While India is a part of RCEP, it is in a unique position. Average applied tariff of all other countries in this group is in the range of 2-3 per cent and the contribution of import revenue to their overall revenue is not that high. It will be easier for them to reduce their applied tariff to preferential trading partners to zero. That will be impossible for India.
The same is true for India’s trade with countries of the European Union and European Free Trade Area. While India is negotiating its preferential trade agreements with both these groups, we cannot reduce our applied tariffs to zero as demanded by them as that will have significant negative impact on our gross revenues and thus reduce fiscal space.
While negotiating its current trade agreements, in near future, India cannot afford to reduce its applied tariff to zero as it would put tremendous pressure on our fiscal management.

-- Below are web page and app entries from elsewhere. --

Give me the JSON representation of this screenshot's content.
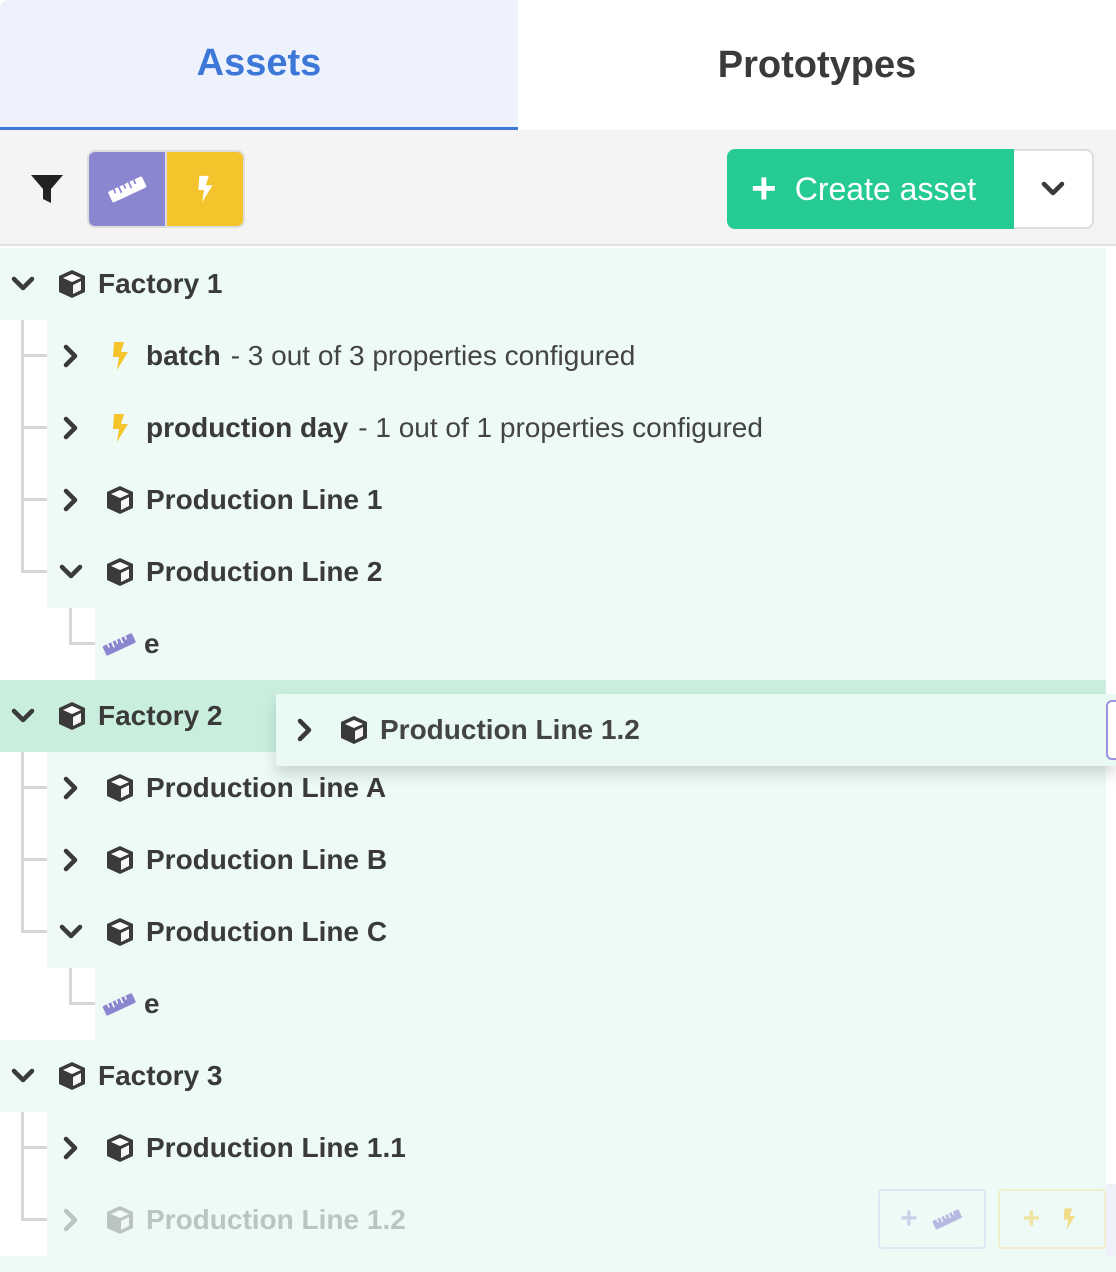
{
  "tabs": [
    {
      "label": "Assets",
      "active": true
    },
    {
      "label": "Prototypes",
      "active": false
    }
  ],
  "toolbar": {
    "filter_icon": "filter-icon",
    "type_filters": [
      {
        "type": "measurement",
        "icon": "ruler-icon",
        "color": "#8b86d0",
        "active": true
      },
      {
        "type": "event",
        "icon": "lightning-icon",
        "color": "#f5c32c",
        "active": true
      }
    ],
    "create_label": "Create asset",
    "create_color": "#26cb91"
  },
  "tree": [
    {
      "label": "Factory 1",
      "type": "asset",
      "expanded": true,
      "children": [
        {
          "label": "batch",
          "type": "event",
          "description": "- 3 out of 3 properties configured"
        },
        {
          "label": "production day",
          "type": "event",
          "description": "- 1 out of 1 properties configured"
        },
        {
          "label": "Production Line 1",
          "type": "asset",
          "expanded": false
        },
        {
          "label": "Production Line 2",
          "type": "asset",
          "expanded": true,
          "children": [
            {
              "label": "e",
              "type": "measurement"
            }
          ]
        }
      ]
    },
    {
      "label": "Factory 2",
      "type": "asset",
      "expanded": true,
      "highlighted": true,
      "children": [
        {
          "label": "Production Line A",
          "type": "asset",
          "expanded": false
        },
        {
          "label": "Production Line B",
          "type": "asset",
          "expanded": false
        },
        {
          "label": "Production Line C",
          "type": "asset",
          "expanded": true,
          "children": [
            {
              "label": "e",
              "type": "measurement"
            }
          ]
        }
      ]
    },
    {
      "label": "Factory 3",
      "type": "asset",
      "expanded": true,
      "children": [
        {
          "label": "Production Line 1.1",
          "type": "asset",
          "expanded": false
        },
        {
          "label": "Production Line 1.2",
          "type": "asset",
          "expanded": false,
          "dragging": true
        }
      ]
    }
  ],
  "drag_ghost": {
    "label": "Production Line 1.2"
  },
  "row_actions": [
    {
      "name": "add-measurement",
      "icons": [
        "plus-icon",
        "ruler-icon"
      ]
    },
    {
      "name": "add-event",
      "icons": [
        "plus-icon",
        "lightning-icon"
      ]
    }
  ]
}
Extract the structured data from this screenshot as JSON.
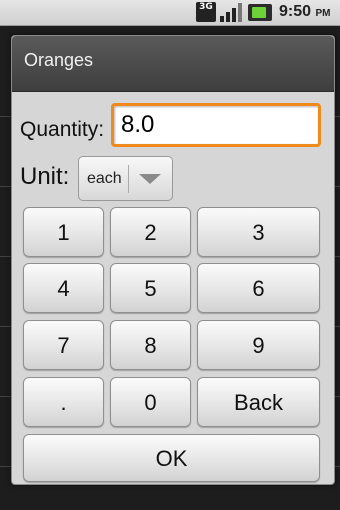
{
  "status_bar": {
    "network": "3G",
    "time": "9:50",
    "ampm": "PM"
  },
  "dialog": {
    "title": "Oranges",
    "quantity_label": "Quantity:",
    "quantity_value": "8.0",
    "unit_label": "Unit:",
    "unit_value": "each",
    "keypad": [
      "1",
      "2",
      "3",
      "4",
      "5",
      "6",
      "7",
      "8",
      "9",
      ".",
      "0",
      "Back"
    ],
    "ok_label": "OK"
  },
  "colors": {
    "accent_focus": "#f08a1c"
  }
}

India’s current average applied tariff rate is about 15 per cent; its volume of import is approximately US$400 billion and the contribution of import revenue to total revenue is about 15 per cent. More than 90 per cent of our imports are already coming from our existing preferential trading partners and those with whom we are negotiating preferential trade agreements.
Given these figures, as demanded by our preferential trading partners, if we reduce our applied tariff to zero, there will be 3 per cent reduction in gross revenues. Given our overall growth objectives, we cannot afford to do this.
This is the red line of India’s trade negotiations. We cannot afford to reduce our applied tariff to zero. This is to be articulated clearly and told to our trade negotiating partners
Even on tariffs, average applied rates of five and 10 per cent will have significant negative impact on India’s fiscal management. We need to see how it can be addressed through domestic fiscal measures such as the implementation of the Goods and Services Tax.
Furthermore, given our developmental needs, we cannot afford to reduce tariffs on agricultural and processed food products across the board, and on products like steel and cement to this lower level. It is also important to state that we cannot achieve this objective of reducing our average applied tariff to five and 10 per cent overnight. We should negotiate at least 15-20 years transition period to achieve this objective.
We can reduce our applied tariff if we become competitive. We need to take a close look at input- and sector-specific factors impacting our competitiveness.
Balanced stakeholder-oriented domestic reforms are an imperative to reduce the costs of inputs including logistics to improve our competitiveness.
Goods markets reforms will have to be calibrated with factor markets reforms.
For this to happen, the Centre and the States will have to work together to address the political economy aspects of domestic reforms to make our economy more competitive.
Improvements in domestic regulatory environment and domestic factor markets will be the key to our future success on trade.
The writer is Secretary General, CUTS International. Bipul Chatterjee of CUTS contributed to this article.